* _TO DO_:
In your copy, include every entry exactly as written but no pictures.

* _DATA LISTING_:
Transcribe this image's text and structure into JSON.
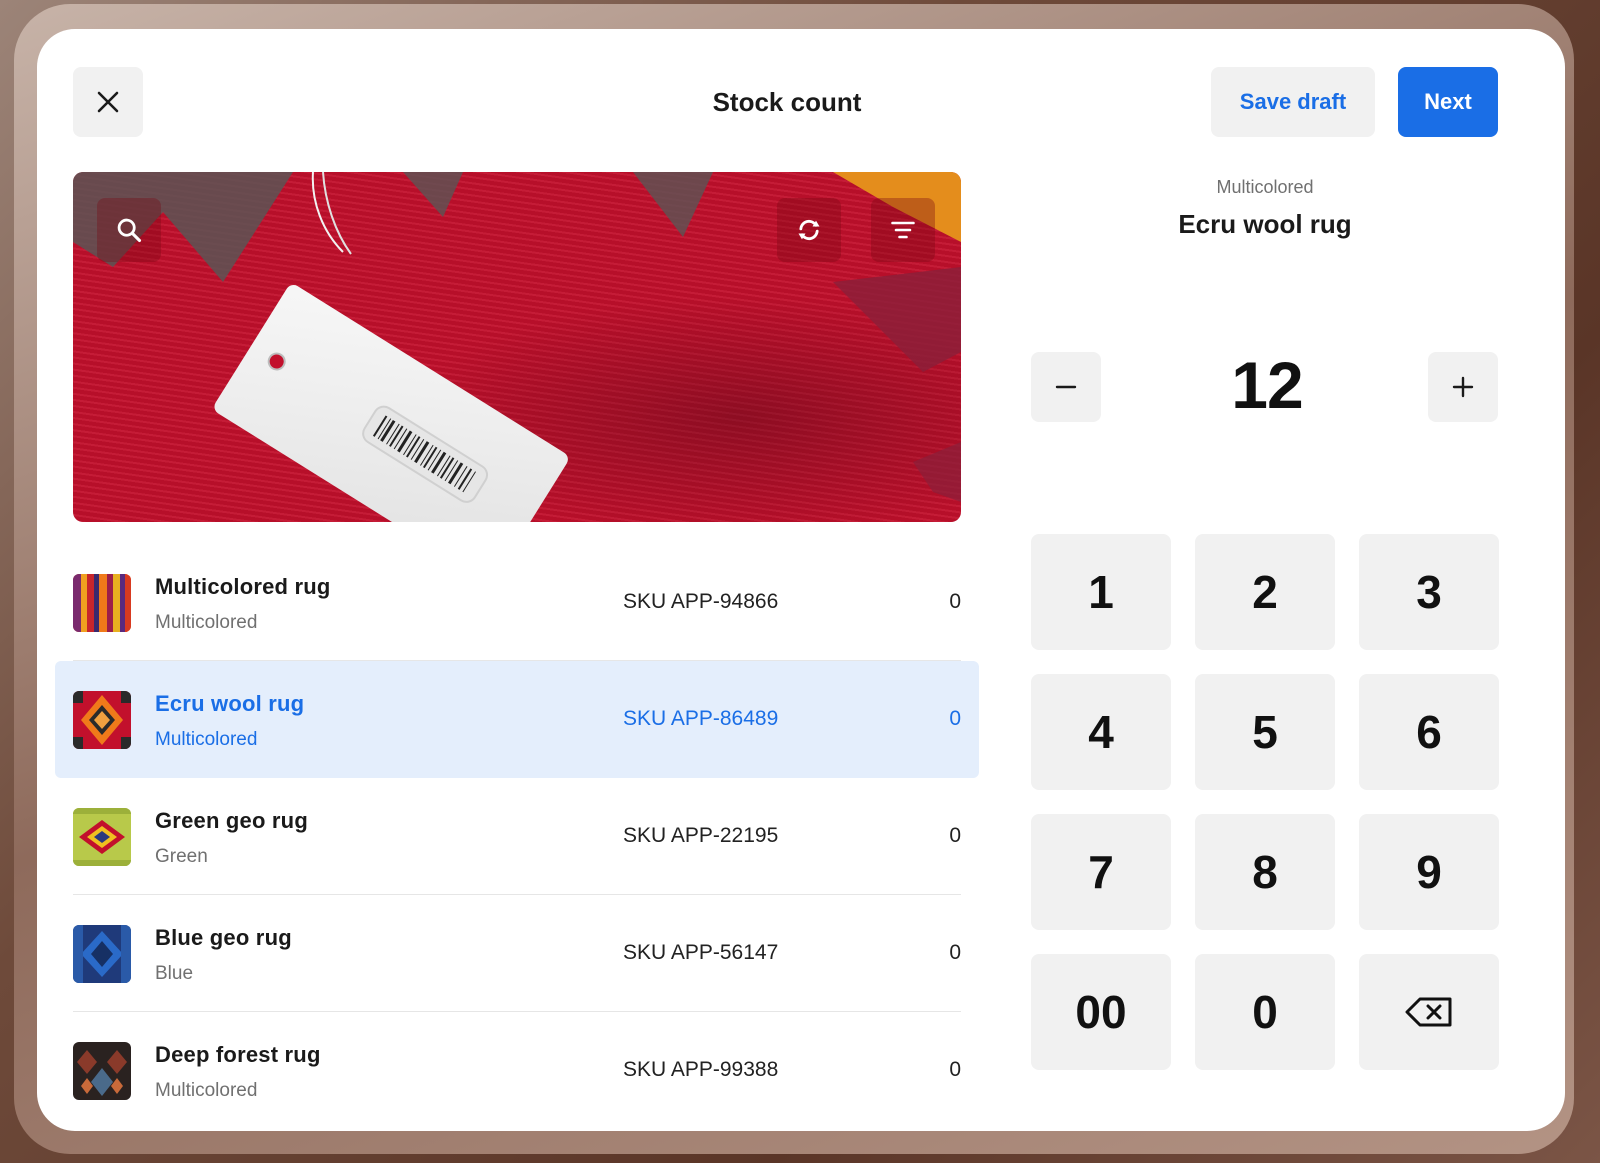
{
  "header": {
    "title": "Stock count",
    "close_icon": "close-icon",
    "save_draft_label": "Save draft",
    "next_label": "Next"
  },
  "scanner": {
    "search_icon": "search-icon",
    "switch_camera_icon": "switch-camera-icon",
    "filter_icon": "filter-icon"
  },
  "products": [
    {
      "name": "Multicolored rug",
      "variant": "Multicolored",
      "sku": "SKU APP-94866",
      "count": "0",
      "selected": false
    },
    {
      "name": "Ecru wool rug",
      "variant": "Multicolored",
      "sku": "SKU APP-86489",
      "count": "0",
      "selected": true
    },
    {
      "name": "Green geo rug",
      "variant": "Green",
      "sku": "SKU APP-22195",
      "count": "0",
      "selected": false
    },
    {
      "name": "Blue geo rug",
      "variant": "Blue",
      "sku": "SKU APP-56147",
      "count": "0",
      "selected": false
    },
    {
      "name": "Deep forest rug",
      "variant": "Multicolored",
      "sku": "SKU APP-99388",
      "count": "0",
      "selected": false
    }
  ],
  "selection": {
    "variant": "Multicolored",
    "name": "Ecru wool rug",
    "count": "12",
    "decrement_icon": "minus-icon",
    "increment_icon": "plus-icon"
  },
  "keypad": {
    "keys": [
      "1",
      "2",
      "3",
      "4",
      "5",
      "6",
      "7",
      "8",
      "9",
      "00",
      "0"
    ],
    "backspace_icon": "backspace-icon"
  },
  "colors": {
    "accent": "#1a6ee6",
    "selected_row_bg": "#e4eefc",
    "button_bg": "#f1f1f1"
  }
}
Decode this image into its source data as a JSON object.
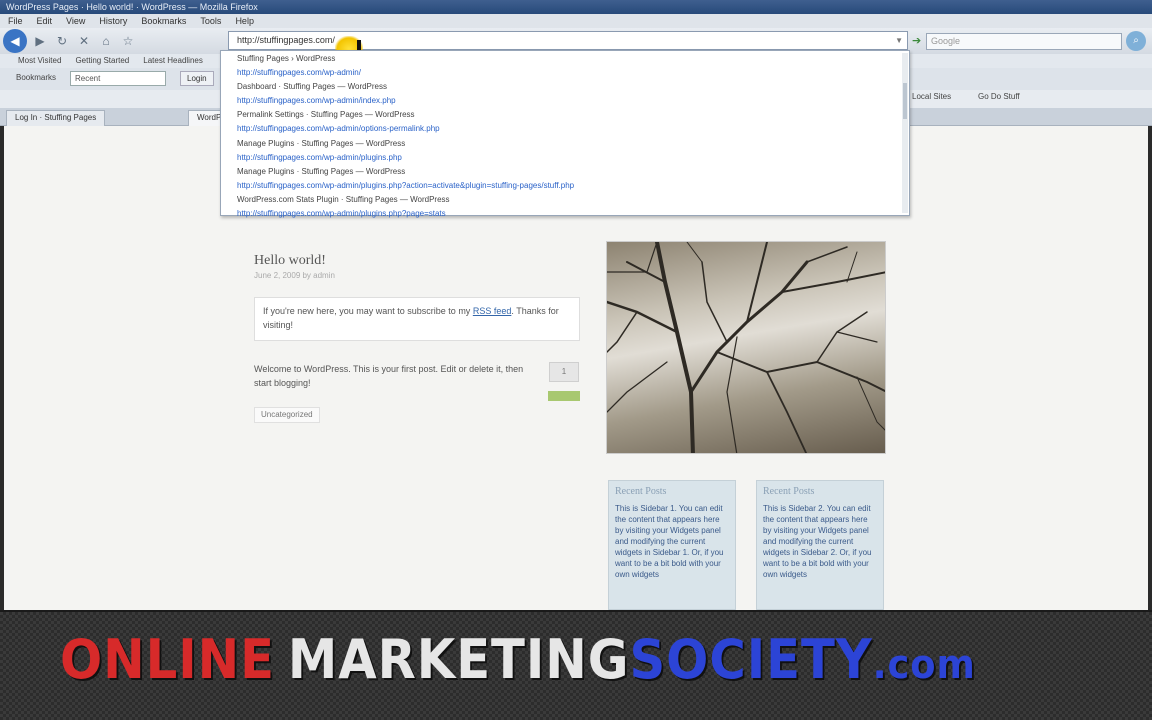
{
  "window": {
    "title": "WordPress Pages · Hello world! · WordPress — Mozilla Firefox"
  },
  "menubar": [
    "File",
    "Edit",
    "View",
    "History",
    "Bookmarks",
    "Tools",
    "Help"
  ],
  "navbar": {
    "url": "http://stuffingpages.com/",
    "search_placeholder": "Google"
  },
  "bookmarks": [
    "Most Visited",
    "Getting Started",
    "Latest Headlines"
  ],
  "toolbar3": {
    "label": "Bookmarks",
    "select_value": "Recent",
    "login_label": "Login"
  },
  "toolbar4": {
    "right_a": "Local Sites",
    "right_b": "Go Do Stuff"
  },
  "tabs": [
    "Log In · Stuffing Pages",
    "WordPress"
  ],
  "autocomplete": [
    {
      "title": "Stuffing Pages › WordPress",
      "url": "http://stuffingpages.com/wp-admin/"
    },
    {
      "title": "Dashboard · Stuffing Pages — WordPress",
      "url": "http://stuffingpages.com/wp-admin/index.php"
    },
    {
      "title": "Permalink Settings · Stuffing Pages — WordPress",
      "url": "http://stuffingpages.com/wp-admin/options-permalink.php"
    },
    {
      "title": "Manage Plugins · Stuffing Pages — WordPress",
      "url": "http://stuffingpages.com/wp-admin/plugins.php"
    },
    {
      "title": "Manage Plugins · Stuffing Pages — WordPress",
      "url": "http://stuffingpages.com/wp-admin/plugins.php?action=activate&plugin=stuffing-pages/stuff.php"
    },
    {
      "title": "WordPress.com Stats Plugin · Stuffing Pages — WordPress",
      "url": "http://stuffingpages.com/wp-admin/plugins.php?page=stats"
    }
  ],
  "post": {
    "title": "Hello world!",
    "date": "June 2, 2009 by admin",
    "notice_text": "If you're new here, you may want to subscribe to my",
    "notice_link": "RSS feed",
    "notice_tail": ". Thanks for visiting!",
    "body": "Welcome to WordPress. This is your first post. Edit or delete it, then start blogging!",
    "comment_count": "1",
    "meta": "Uncategorized"
  },
  "sidebar": {
    "left_title": "Recent Posts",
    "left_body": "This is Sidebar 1. You can edit the content that appears here by visiting your Widgets panel and modifying the current widgets in Sidebar 1. Or, if you want to be a bit bold with your own widgets",
    "right_title": "Recent Posts",
    "right_body": "This is Sidebar 2. You can edit the content that appears here by visiting your Widgets panel and modifying the current widgets in Sidebar 2. Or, if you want to be a bit bold with your own widgets"
  },
  "banner": {
    "word1": "ONLINE",
    "word2": "MARKETING",
    "word3": "SOCIETY",
    "word4": ".com"
  },
  "colors": {
    "banner_red": "#d72a2a",
    "banner_blue": "#2c44d6",
    "link_blue": "#2a62c8"
  }
}
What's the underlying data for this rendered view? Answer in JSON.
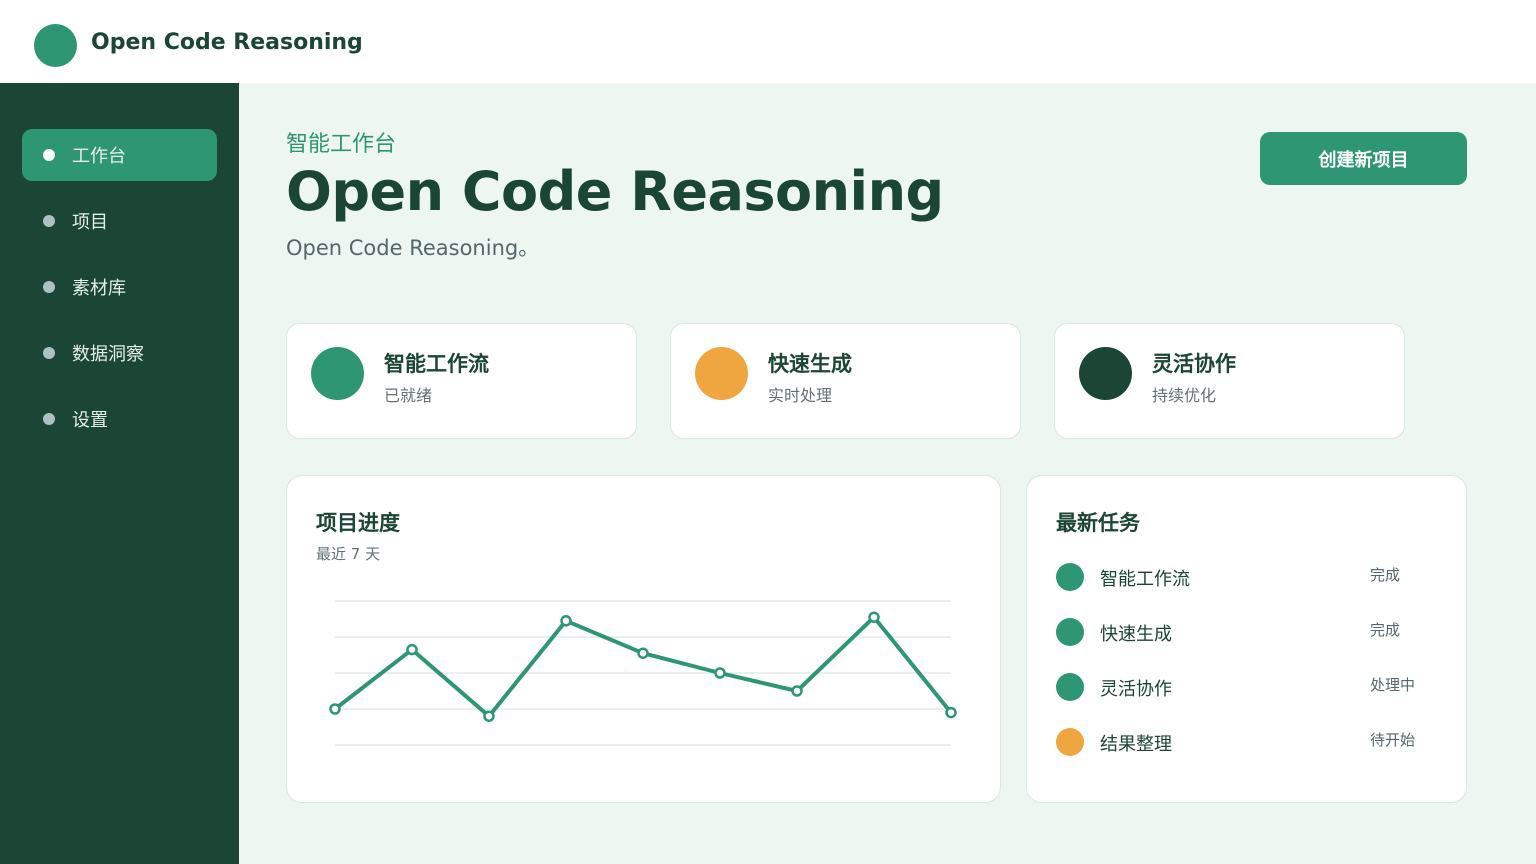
{
  "app": {
    "title": "Open Code Reasoning"
  },
  "colors": {
    "primary": "#2e9672",
    "dark": "#1b4535",
    "accent": "#f0a640",
    "background": "#eef6f2"
  },
  "sidebar": {
    "items": [
      {
        "label": "工作台",
        "active": true
      },
      {
        "label": "项目",
        "active": false
      },
      {
        "label": "素材库",
        "active": false
      },
      {
        "label": "数据洞察",
        "active": false
      },
      {
        "label": "设置",
        "active": false
      }
    ]
  },
  "header": {
    "eyebrow": "智能工作台",
    "title": "Open Code Reasoning",
    "subtitle": "Open Code Reasoning。",
    "create_button": "创建新项目"
  },
  "stats": [
    {
      "title": "智能工作流",
      "sub": "已就绪",
      "color": "#2e9672"
    },
    {
      "title": "快速生成",
      "sub": "实时处理",
      "color": "#f0a640"
    },
    {
      "title": "灵活协作",
      "sub": "持续优化",
      "color": "#1b4535"
    }
  ],
  "progress": {
    "title": "项目进度",
    "subtitle": "最近 7 天"
  },
  "chart_data": {
    "type": "line",
    "title": "项目进度",
    "subtitle": "最近 7 天",
    "x": [
      1,
      2,
      3,
      4,
      5,
      6,
      7,
      8,
      9
    ],
    "values": [
      1.0,
      2.65,
      0.8,
      3.45,
      2.55,
      2.0,
      1.5,
      3.55,
      0.9
    ],
    "ylim": [
      0,
      4
    ],
    "grid": true,
    "color": "#2e9672"
  },
  "tasks": {
    "title": "最新任务",
    "items": [
      {
        "name": "智能工作流",
        "status": "完成",
        "color": "#2e9672"
      },
      {
        "name": "快速生成",
        "status": "完成",
        "color": "#2e9672"
      },
      {
        "name": "灵活协作",
        "status": "处理中",
        "color": "#2e9672"
      },
      {
        "name": "结果整理",
        "status": "待开始",
        "color": "#f0a640"
      }
    ]
  }
}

* _RESULT BELOW_:
Transcribe this image's text and structure into JSON.
{
  "header": {
    "title": "Stock count",
    "close_icon": "close-icon",
    "save_draft_label": "Save draft",
    "next_label": "Next"
  },
  "scanner": {
    "search_icon": "search-icon",
    "switch_camera_icon": "switch-camera-icon",
    "filter_icon": "filter-icon"
  },
  "products": [
    {
      "name": "Multicolored rug",
      "variant": "Multicolored",
      "sku": "SKU APP-94866",
      "count": "0",
      "selected": false
    },
    {
      "name": "Ecru wool rug",
      "variant": "Multicolored",
      "sku": "SKU APP-86489",
      "count": "0",
      "selected": true
    },
    {
      "name": "Green geo rug",
      "variant": "Green",
      "sku": "SKU APP-22195",
      "count": "0",
      "selected": false
    },
    {
      "name": "Blue geo rug",
      "variant": "Blue",
      "sku": "SKU APP-56147",
      "count": "0",
      "selected": false
    },
    {
      "name": "Deep forest rug",
      "variant": "Multicolored",
      "sku": "SKU APP-99388",
      "count": "0",
      "selected": false
    }
  ],
  "selection": {
    "variant": "Multicolored",
    "name": "Ecru wool rug",
    "count": "12",
    "decrement_icon": "minus-icon",
    "increment_icon": "plus-icon"
  },
  "keypad": {
    "keys": [
      "1",
      "2",
      "3",
      "4",
      "5",
      "6",
      "7",
      "8",
      "9",
      "00",
      "0"
    ],
    "backspace_icon": "backspace-icon"
  },
  "colors": {
    "accent": "#1a6ee6",
    "selected_row_bg": "#e4eefc",
    "button_bg": "#f1f1f1"
  }
}
Decode this image into its source data as a JSON object.
{
  "window": {
    "title": "WordPress Pages · Hello world! · WordPress — Mozilla Firefox"
  },
  "menubar": [
    "File",
    "Edit",
    "View",
    "History",
    "Bookmarks",
    "Tools",
    "Help"
  ],
  "navbar": {
    "url": "http://stuffingpages.com/",
    "search_placeholder": "Google"
  },
  "bookmarks": [
    "Most Visited",
    "Getting Started",
    "Latest Headlines"
  ],
  "toolbar3": {
    "label": "Bookmarks",
    "select_value": "Recent",
    "login_label": "Login"
  },
  "toolbar4": {
    "right_a": "Local Sites",
    "right_b": "Go Do Stuff"
  },
  "tabs": [
    "Log In · Stuffing Pages",
    "WordPress"
  ],
  "autocomplete": [
    {
      "title": "Stuffing Pages › WordPress",
      "url": "http://stuffingpages.com/wp-admin/"
    },
    {
      "title": "Dashboard · Stuffing Pages — WordPress",
      "url": "http://stuffingpages.com/wp-admin/index.php"
    },
    {
      "title": "Permalink Settings · Stuffing Pages — WordPress",
      "url": "http://stuffingpages.com/wp-admin/options-permalink.php"
    },
    {
      "title": "Manage Plugins · Stuffing Pages — WordPress",
      "url": "http://stuffingpages.com/wp-admin/plugins.php"
    },
    {
      "title": "Manage Plugins · Stuffing Pages — WordPress",
      "url": "http://stuffingpages.com/wp-admin/plugins.php?action=activate&plugin=stuffing-pages/stuff.php"
    },
    {
      "title": "WordPress.com Stats Plugin · Stuffing Pages — WordPress",
      "url": "http://stuffingpages.com/wp-admin/plugins.php?page=stats"
    }
  ],
  "post": {
    "title": "Hello world!",
    "date": "June 2, 2009 by admin",
    "notice_text": "If you're new here, you may want to subscribe to my",
    "notice_link": "RSS feed",
    "notice_tail": ". Thanks for visiting!",
    "body": "Welcome to WordPress. This is your first post. Edit or delete it, then start blogging!",
    "comment_count": "1",
    "meta": "Uncategorized"
  },
  "sidebar": {
    "left_title": "Recent Posts",
    "left_body": "This is Sidebar 1. You can edit the content that appears here by visiting your Widgets panel and modifying the current widgets in Sidebar 1. Or, if you want to be a bit bold with your own widgets",
    "right_title": "Recent Posts",
    "right_body": "This is Sidebar 2. You can edit the content that appears here by visiting your Widgets panel and modifying the current widgets in Sidebar 2. Or, if you want to be a bit bold with your own widgets"
  },
  "banner": {
    "word1": "ONLINE",
    "word2": "MARKETING",
    "word3": "SOCIETY",
    "word4": ".com"
  },
  "colors": {
    "banner_red": "#d72a2a",
    "banner_blue": "#2c44d6",
    "link_blue": "#2a62c8"
  }
}
What's the underlying data for this rendered view? Answer in JSON.
{
  "app": {
    "title": "Open Code Reasoning"
  },
  "colors": {
    "primary": "#2e9672",
    "dark": "#1b4535",
    "accent": "#f0a640",
    "background": "#eef6f2"
  },
  "sidebar": {
    "items": [
      {
        "label": "工作台",
        "active": true
      },
      {
        "label": "项目",
        "active": false
      },
      {
        "label": "素材库",
        "active": false
      },
      {
        "label": "数据洞察",
        "active": false
      },
      {
        "label": "设置",
        "active": false
      }
    ]
  },
  "header": {
    "eyebrow": "智能工作台",
    "title": "Open Code Reasoning",
    "subtitle": "Open Code Reasoning。",
    "create_button": "创建新项目"
  },
  "stats": [
    {
      "title": "智能工作流",
      "sub": "已就绪",
      "color": "#2e9672"
    },
    {
      "title": "快速生成",
      "sub": "实时处理",
      "color": "#f0a640"
    },
    {
      "title": "灵活协作",
      "sub": "持续优化",
      "color": "#1b4535"
    }
  ],
  "progress": {
    "title": "项目进度",
    "subtitle": "最近 7 天"
  },
  "chart_data": {
    "type": "line",
    "title": "项目进度",
    "subtitle": "最近 7 天",
    "x": [
      1,
      2,
      3,
      4,
      5,
      6,
      7,
      8,
      9
    ],
    "values": [
      1.0,
      2.65,
      0.8,
      3.45,
      2.55,
      2.0,
      1.5,
      3.55,
      0.9
    ],
    "ylim": [
      0,
      4
    ],
    "grid": true,
    "color": "#2e9672"
  },
  "tasks": {
    "title": "最新任务",
    "items": [
      {
        "name": "智能工作流",
        "status": "完成",
        "color": "#2e9672"
      },
      {
        "name": "快速生成",
        "status": "完成",
        "color": "#2e9672"
      },
      {
        "name": "灵活协作",
        "status": "处理中",
        "color": "#2e9672"
      },
      {
        "name": "结果整理",
        "status": "待开始",
        "color": "#f0a640"
      }
    ]
  }
}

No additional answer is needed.